__Task directions__
Lines in the data below that contain the word "pages" are to be copied.

+---+

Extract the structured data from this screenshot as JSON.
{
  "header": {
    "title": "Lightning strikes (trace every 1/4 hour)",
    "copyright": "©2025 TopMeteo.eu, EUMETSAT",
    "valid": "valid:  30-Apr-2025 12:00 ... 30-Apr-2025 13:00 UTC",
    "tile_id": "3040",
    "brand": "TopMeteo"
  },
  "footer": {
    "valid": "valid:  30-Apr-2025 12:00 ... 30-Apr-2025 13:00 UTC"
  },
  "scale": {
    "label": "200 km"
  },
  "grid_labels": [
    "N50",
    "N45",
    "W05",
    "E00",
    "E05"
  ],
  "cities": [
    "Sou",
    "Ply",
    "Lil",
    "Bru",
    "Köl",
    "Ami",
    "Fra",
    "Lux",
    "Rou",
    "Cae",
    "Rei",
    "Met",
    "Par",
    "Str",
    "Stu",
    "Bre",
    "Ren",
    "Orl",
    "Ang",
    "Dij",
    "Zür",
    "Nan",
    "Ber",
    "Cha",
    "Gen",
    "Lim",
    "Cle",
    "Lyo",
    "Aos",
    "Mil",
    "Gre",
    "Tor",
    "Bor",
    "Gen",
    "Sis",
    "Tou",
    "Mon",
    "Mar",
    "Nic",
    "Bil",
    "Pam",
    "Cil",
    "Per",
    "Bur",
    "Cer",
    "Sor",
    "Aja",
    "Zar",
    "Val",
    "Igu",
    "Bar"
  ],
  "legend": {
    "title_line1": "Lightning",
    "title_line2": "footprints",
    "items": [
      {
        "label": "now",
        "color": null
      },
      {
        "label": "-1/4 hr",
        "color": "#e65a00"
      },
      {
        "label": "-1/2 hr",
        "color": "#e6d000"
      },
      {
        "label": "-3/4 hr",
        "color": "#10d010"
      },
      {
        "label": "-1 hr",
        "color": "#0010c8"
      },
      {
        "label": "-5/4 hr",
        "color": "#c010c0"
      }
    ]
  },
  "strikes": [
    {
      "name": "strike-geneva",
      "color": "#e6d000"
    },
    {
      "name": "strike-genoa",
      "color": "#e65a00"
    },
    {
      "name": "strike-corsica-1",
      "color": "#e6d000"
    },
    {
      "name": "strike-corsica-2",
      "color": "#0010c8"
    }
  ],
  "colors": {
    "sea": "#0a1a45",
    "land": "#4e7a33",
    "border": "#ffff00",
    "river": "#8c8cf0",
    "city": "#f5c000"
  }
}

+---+

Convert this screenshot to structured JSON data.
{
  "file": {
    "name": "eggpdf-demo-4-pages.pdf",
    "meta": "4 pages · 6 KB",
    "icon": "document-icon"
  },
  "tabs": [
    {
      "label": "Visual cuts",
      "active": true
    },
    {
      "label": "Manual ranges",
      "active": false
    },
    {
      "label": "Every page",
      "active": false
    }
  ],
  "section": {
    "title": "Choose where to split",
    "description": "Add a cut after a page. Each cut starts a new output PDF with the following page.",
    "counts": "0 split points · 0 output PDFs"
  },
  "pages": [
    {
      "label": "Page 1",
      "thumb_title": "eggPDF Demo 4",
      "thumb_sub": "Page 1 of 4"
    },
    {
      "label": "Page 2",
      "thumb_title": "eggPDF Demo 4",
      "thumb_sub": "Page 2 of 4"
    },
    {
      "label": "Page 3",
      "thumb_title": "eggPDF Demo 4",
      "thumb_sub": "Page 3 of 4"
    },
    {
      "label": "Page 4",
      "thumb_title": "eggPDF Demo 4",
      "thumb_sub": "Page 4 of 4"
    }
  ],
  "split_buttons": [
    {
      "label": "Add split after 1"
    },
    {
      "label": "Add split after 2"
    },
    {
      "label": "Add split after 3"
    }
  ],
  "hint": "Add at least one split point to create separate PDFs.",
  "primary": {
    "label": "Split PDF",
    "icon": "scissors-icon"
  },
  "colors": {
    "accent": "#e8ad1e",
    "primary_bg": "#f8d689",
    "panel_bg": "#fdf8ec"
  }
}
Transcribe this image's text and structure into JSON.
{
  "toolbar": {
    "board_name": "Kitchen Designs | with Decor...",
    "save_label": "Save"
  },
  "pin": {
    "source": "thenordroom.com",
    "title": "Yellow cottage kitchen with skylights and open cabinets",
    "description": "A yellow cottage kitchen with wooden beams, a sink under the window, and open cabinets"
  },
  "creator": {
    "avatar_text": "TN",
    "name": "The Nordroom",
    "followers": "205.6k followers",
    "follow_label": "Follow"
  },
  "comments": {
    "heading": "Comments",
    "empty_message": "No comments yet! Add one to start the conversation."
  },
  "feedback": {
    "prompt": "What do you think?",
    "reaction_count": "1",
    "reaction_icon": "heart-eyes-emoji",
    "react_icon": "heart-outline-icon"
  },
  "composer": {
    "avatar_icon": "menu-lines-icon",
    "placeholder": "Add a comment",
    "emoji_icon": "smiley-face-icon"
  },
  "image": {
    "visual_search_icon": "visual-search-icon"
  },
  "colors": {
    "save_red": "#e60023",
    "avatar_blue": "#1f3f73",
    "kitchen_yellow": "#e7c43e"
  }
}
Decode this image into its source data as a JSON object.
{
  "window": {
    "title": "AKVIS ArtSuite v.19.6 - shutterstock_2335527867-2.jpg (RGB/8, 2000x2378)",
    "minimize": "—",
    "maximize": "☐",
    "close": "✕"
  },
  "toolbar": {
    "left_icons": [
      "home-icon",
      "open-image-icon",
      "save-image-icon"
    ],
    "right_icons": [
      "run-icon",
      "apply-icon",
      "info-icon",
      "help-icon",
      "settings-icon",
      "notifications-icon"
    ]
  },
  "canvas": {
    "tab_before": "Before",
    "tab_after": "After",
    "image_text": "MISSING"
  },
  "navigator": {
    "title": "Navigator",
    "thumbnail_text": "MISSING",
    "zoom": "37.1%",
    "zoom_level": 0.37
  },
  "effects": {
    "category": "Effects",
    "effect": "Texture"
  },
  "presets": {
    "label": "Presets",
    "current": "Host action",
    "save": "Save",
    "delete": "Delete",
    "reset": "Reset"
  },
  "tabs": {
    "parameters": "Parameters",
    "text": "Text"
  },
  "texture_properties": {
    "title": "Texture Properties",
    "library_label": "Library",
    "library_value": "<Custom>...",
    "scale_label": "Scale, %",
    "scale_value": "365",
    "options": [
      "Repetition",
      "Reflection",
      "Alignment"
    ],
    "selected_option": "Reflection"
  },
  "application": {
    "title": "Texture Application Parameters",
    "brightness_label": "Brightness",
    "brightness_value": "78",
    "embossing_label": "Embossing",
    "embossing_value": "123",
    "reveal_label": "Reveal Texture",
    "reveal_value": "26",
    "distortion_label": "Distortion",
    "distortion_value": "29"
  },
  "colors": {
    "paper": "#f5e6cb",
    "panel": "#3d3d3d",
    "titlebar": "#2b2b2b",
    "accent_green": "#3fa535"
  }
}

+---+

__Output__
    "name": "eggpdf-demo-4-pages.pdf",
    "meta": "4 pages · 6 KB",
  "pages": [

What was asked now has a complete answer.